Whether due to lack of interest or lack of access to a full range of math and science courses, it’s clear the supply does not meet the demand for workers with these high-value skills. According to the U. S. Department of Commerce, STEM occupations are expected to grow 17 percent by 2018, compared to just 9.8 percent for other fields.

There is a high demand for techies today, as technology has permeated almost every aspect of our daily lives. For example, the Internet of Things (IoT) – technology that enables everyday objects to connect to the Internet to send and receive data and facilitate machine-to-machine communication – has revolutionized our homes and cities.

Almost anything can be ‘smart’ now, from your thermostat to your coffeepot, and traffic lights to bridges. (Did you know there’s such a thing as ‘smart cement?’ Mind: blown.)

With the average U.S. household has 5.7 Internet-connected devices.

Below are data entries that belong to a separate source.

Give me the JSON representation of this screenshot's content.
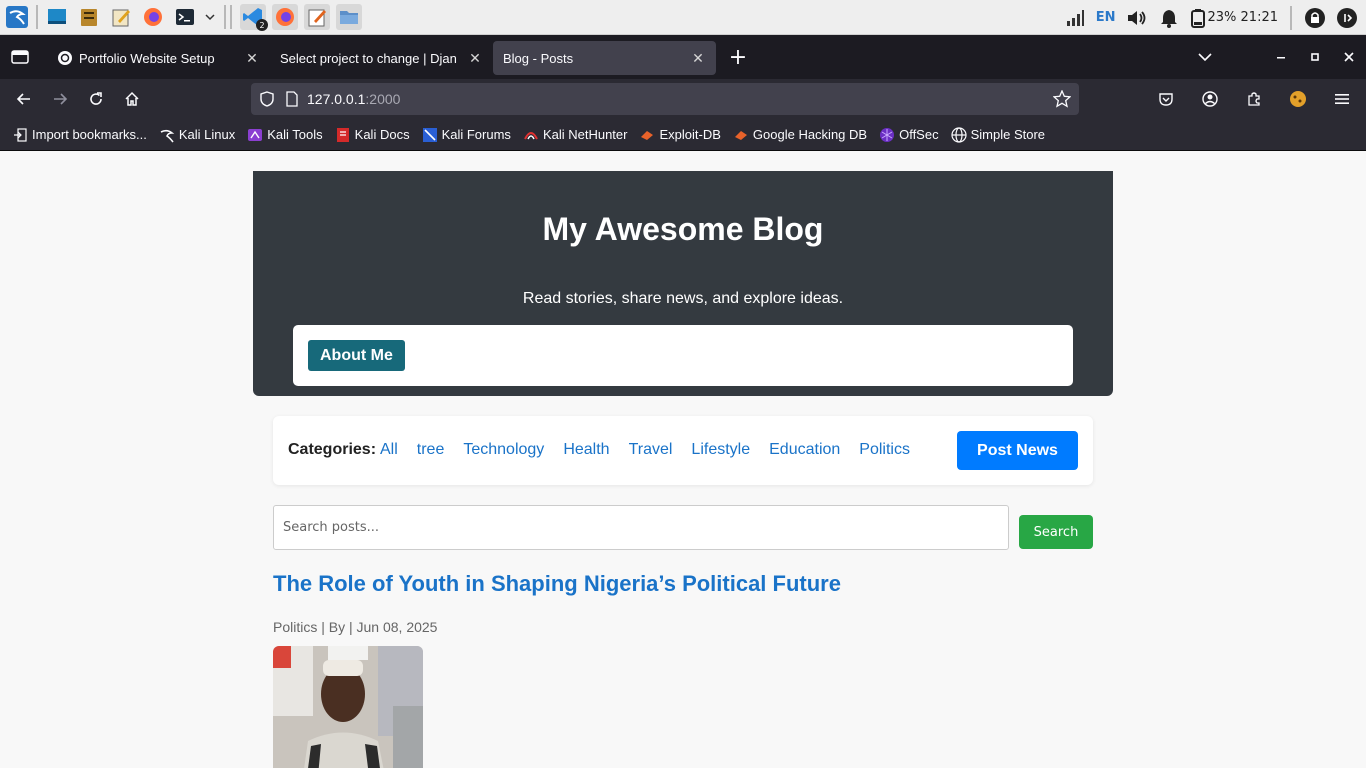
{
  "taskbar": {
    "apps": [
      {
        "icon": "kali-menu-icon"
      },
      {
        "icon": "desktop-icon"
      },
      {
        "icon": "file-manager-icon"
      },
      {
        "icon": "text-editor-icon"
      },
      {
        "icon": "firefox-icon"
      },
      {
        "icon": "terminal-icon"
      }
    ],
    "running_badge": "2",
    "lang": "EN",
    "battery_time": "23% 21:21"
  },
  "browser": {
    "tabs": [
      {
        "label": "Portfolio Website Setup",
        "selected": false
      },
      {
        "label": "Select project to change | Djan",
        "selected": false
      },
      {
        "label": "Blog - Posts",
        "selected": true
      }
    ],
    "url_host": "127.0.0.1",
    "url_port": ":2000"
  },
  "bookmarks": [
    {
      "label": "Import bookmarks...",
      "icon": "import-icon"
    },
    {
      "label": "Kali Linux",
      "icon": "kali-linux-icon"
    },
    {
      "label": "Kali Tools",
      "icon": "kali-tools-icon"
    },
    {
      "label": "Kali Docs",
      "icon": "kali-docs-icon"
    },
    {
      "label": "Kali Forums",
      "icon": "kali-forums-icon"
    },
    {
      "label": "Kali NetHunter",
      "icon": "kali-nethunter-icon"
    },
    {
      "label": "Exploit-DB",
      "icon": "exploit-db-icon"
    },
    {
      "label": "Google Hacking DB",
      "icon": "ghdb-icon"
    },
    {
      "label": "OffSec",
      "icon": "offsec-icon"
    },
    {
      "label": "Simple Store",
      "icon": "globe-icon"
    }
  ],
  "page": {
    "hero_title": "My Awesome Blog",
    "hero_subtitle": "Read stories, share news, and explore ideas.",
    "about_button": "About Me",
    "categories_label": "Categories:",
    "categories": [
      "All",
      "tree",
      "Technology",
      "Health",
      "Travel",
      "Lifestyle",
      "Education",
      "Politics"
    ],
    "post_news_button": "Post News",
    "search_placeholder": "Search posts...",
    "search_button": "Search",
    "post": {
      "title": "The Role of Youth in Shaping Nigeria’s Political Future",
      "meta": "Politics | By | Jun 08, 2025"
    }
  }
}
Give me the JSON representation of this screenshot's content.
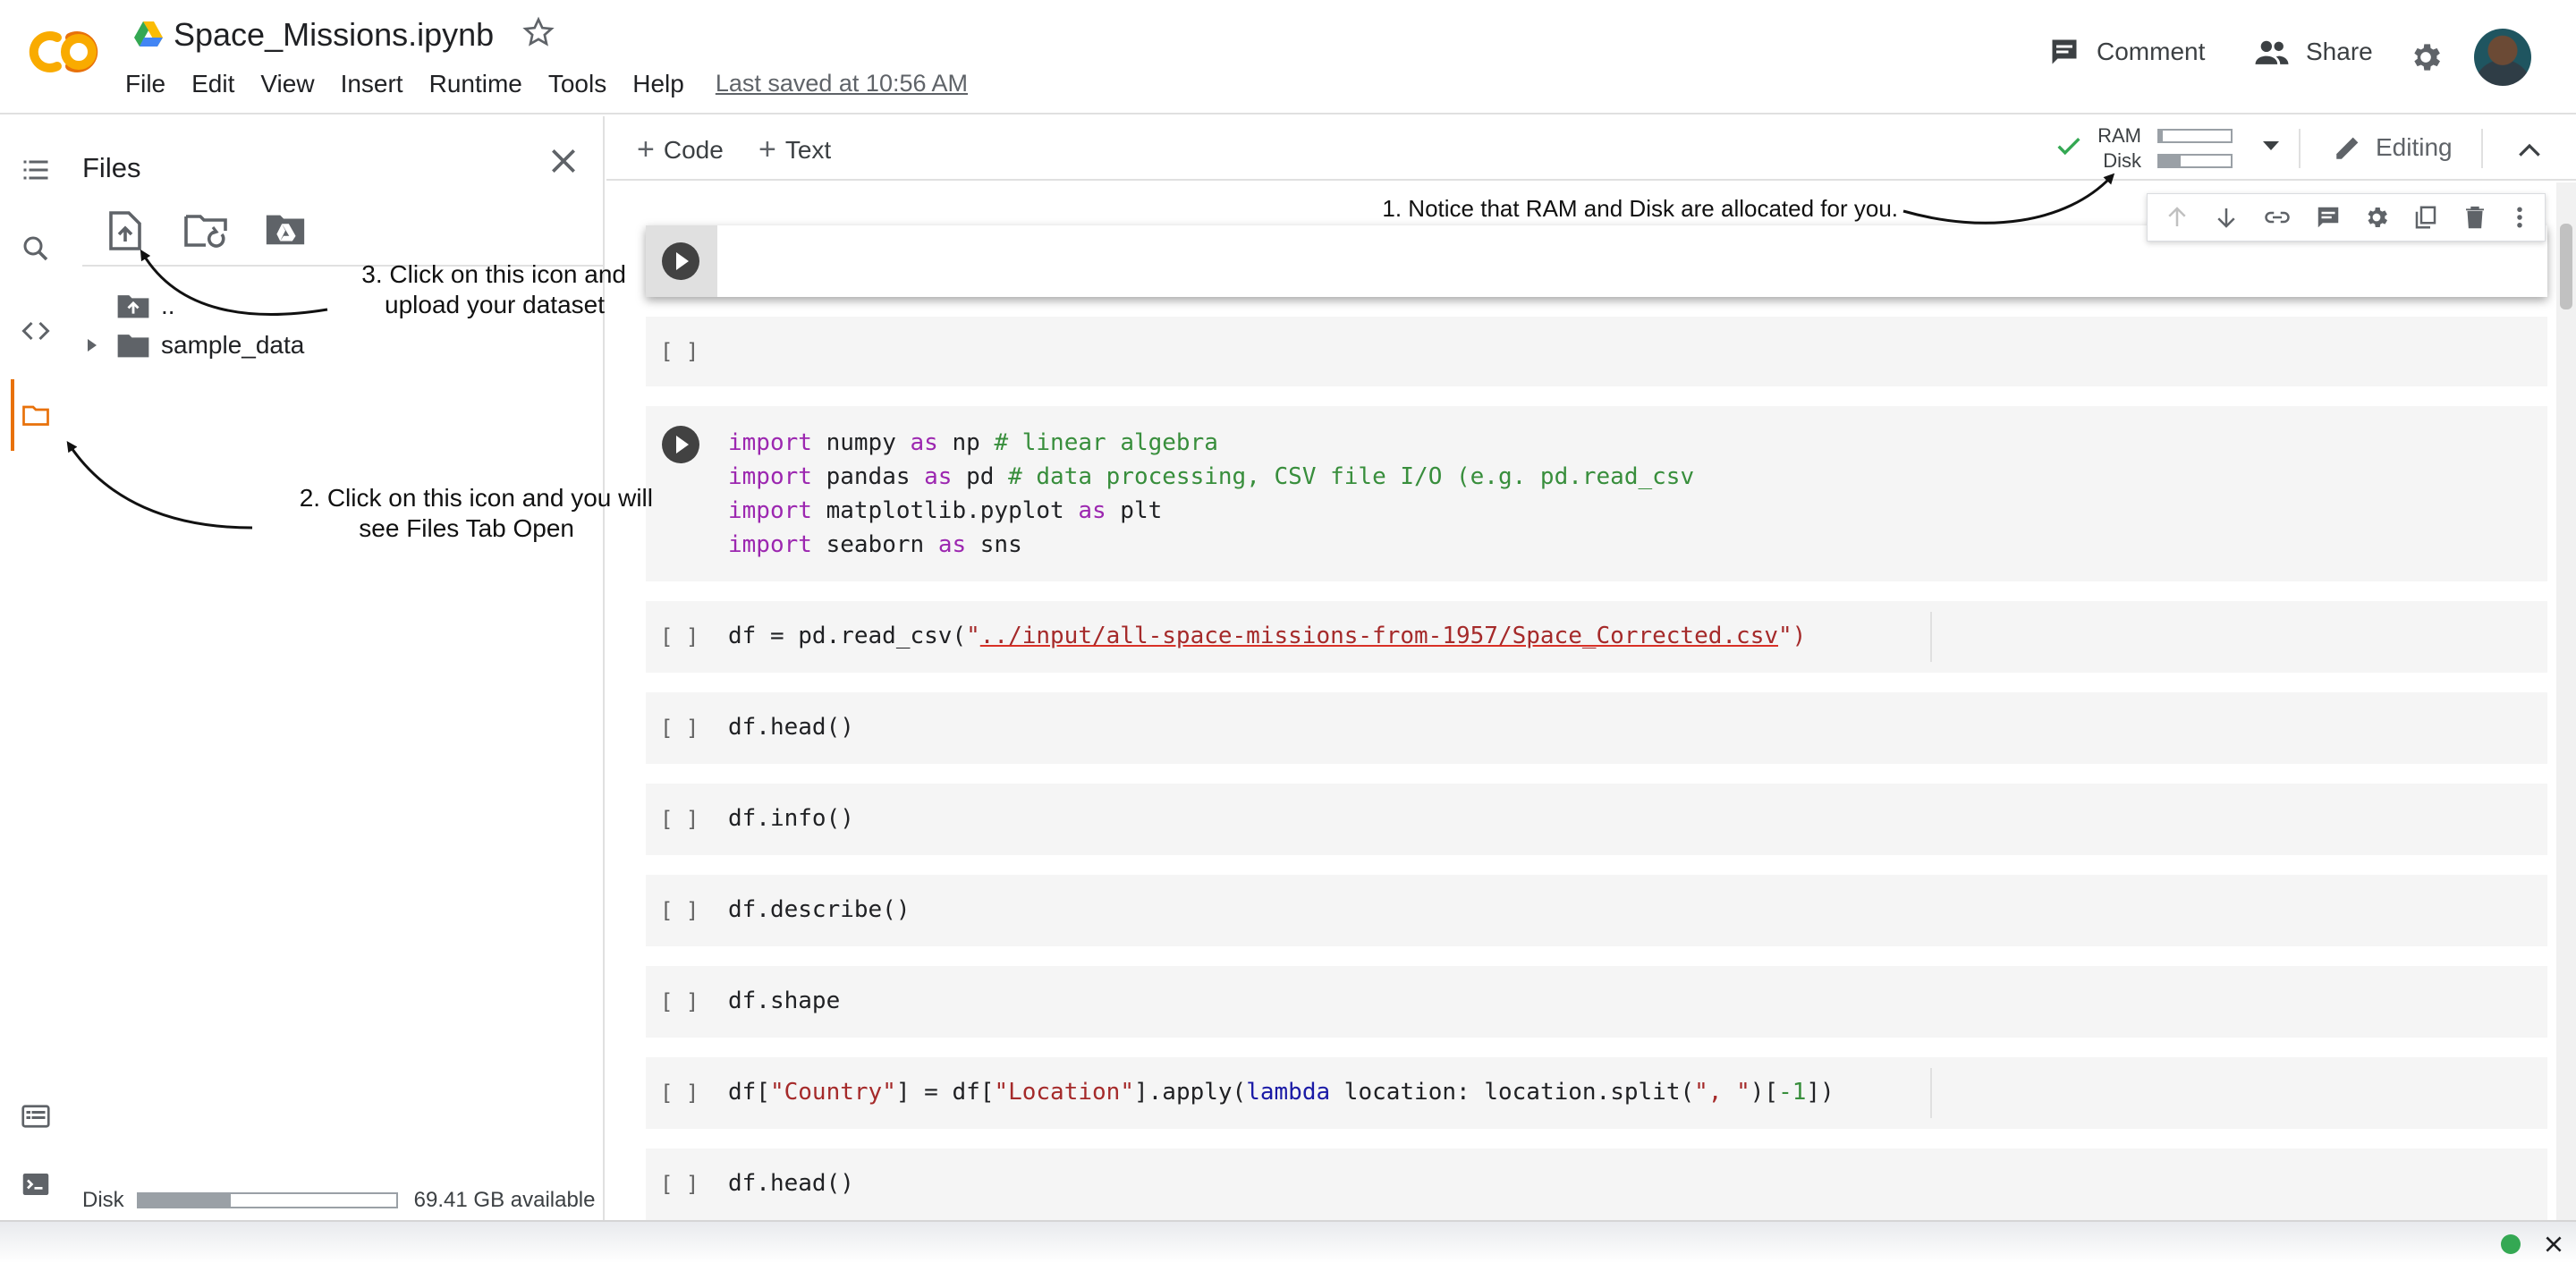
{
  "header": {
    "doc_title": "Space_Missions.ipynb",
    "menu": [
      "File",
      "Edit",
      "View",
      "Insert",
      "Runtime",
      "Tools",
      "Help"
    ],
    "last_saved": "Last saved at 10:56 AM",
    "comment_label": "Comment",
    "share_label": "Share"
  },
  "files_panel": {
    "title": "Files",
    "tree": [
      {
        "label": ".."
      },
      {
        "label": "sample_data"
      }
    ],
    "disk_label": "Disk",
    "disk_available": "69.41 GB available",
    "disk_used_fraction": 0.36
  },
  "toolbar": {
    "add_code": "Code",
    "add_text": "Text",
    "ram_label": "RAM",
    "disk_label": "Disk",
    "ram_used_fraction": 0.05,
    "disk_used_fraction": 0.3,
    "editing_label": "Editing"
  },
  "cells": {
    "empty_bracket": "[ ]",
    "c2_l1": [
      "import",
      " numpy ",
      "as",
      " np ",
      "# linear algebra"
    ],
    "c2_l2": [
      "import",
      " pandas ",
      "as",
      " pd ",
      "# data processing, CSV file I/O (e.g. pd.read_csv"
    ],
    "c2_l3": [
      "import",
      " matplotlib.pyplot ",
      "as",
      " plt"
    ],
    "c2_l4": [
      "import",
      " seaborn ",
      "as",
      " sns"
    ],
    "c3": [
      "df = pd.read_csv(",
      "\"",
      "../input/all-space-missions-from-1957/Space_Corrected.csv",
      "\")"
    ],
    "c4": "df.head()",
    "c5": "df.info()",
    "c6": "df.describe()",
    "c7": "df.shape",
    "c8": [
      "df[",
      "\"Country\"",
      "] = df[",
      "\"Location\"",
      "].apply(",
      "lambda",
      " location: location.split(",
      "\", \"",
      ")[",
      "-1",
      "])"
    ],
    "c9": "df.head()"
  },
  "annotations": {
    "a1": "1. Notice that RAM and Disk are allocated for you.",
    "a2_l1": "2. Click on this icon and you will",
    "a2_l2": "see Files Tab Open",
    "a3_l1": "3. Click on this icon and",
    "a3_l2": "upload your dataset"
  },
  "colors": {
    "accent": "#e8710a",
    "keyword": "#9c27b0",
    "comment": "#388e3c",
    "string": "#a52a2a",
    "status_ok": "#34a853"
  }
}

Installing, troubleshooting and repairing all these devices can be too complex or time-consuming for the average person. With so many advanced devices at our fingertips, it’s also harder to figure them all out.

This is where entrepreneurial innovation is making an impact for average citizens. Take, for instance, startups such as Online Owls – on-demand tech support that can help demystify those IoT devices, or at the very latest ensure that users can quickly get back online on their own schedules.

Online Owls is the latest in a long line of successful startups including Uber, Handy and other on-demand services that paved the way and created more part- and full-time jobs for millions of Americans looking to work independently on their own schedule.

A large portion of those STEM jobs are likely to be in IT, thanks to our increasingly mobile, connected world and our growing “gig economy.” In fact, a recent study shows there are more than 30 million independent workers in the U.S. today – up 12 percent over the last five years. Furthermore, the study projects the independent workforce will be up to nearly 38 million workers by 2020.

As the tech world evolves, so, too, is the business world – with startups adding even more techie-focused jobs in today’s gig economy that let individuals with IT skills work when and how they want. With this high demand, STEM education will be more important than ever as we strive to equip tomorrow’s workforce with the skills they need to succeed.

So mark your calendars for Techies Day next year – and don’t forget to thank your company’s IT person or that grool friend you always call when your computer won’t stop doing this:

From the Blog

Leah Nurik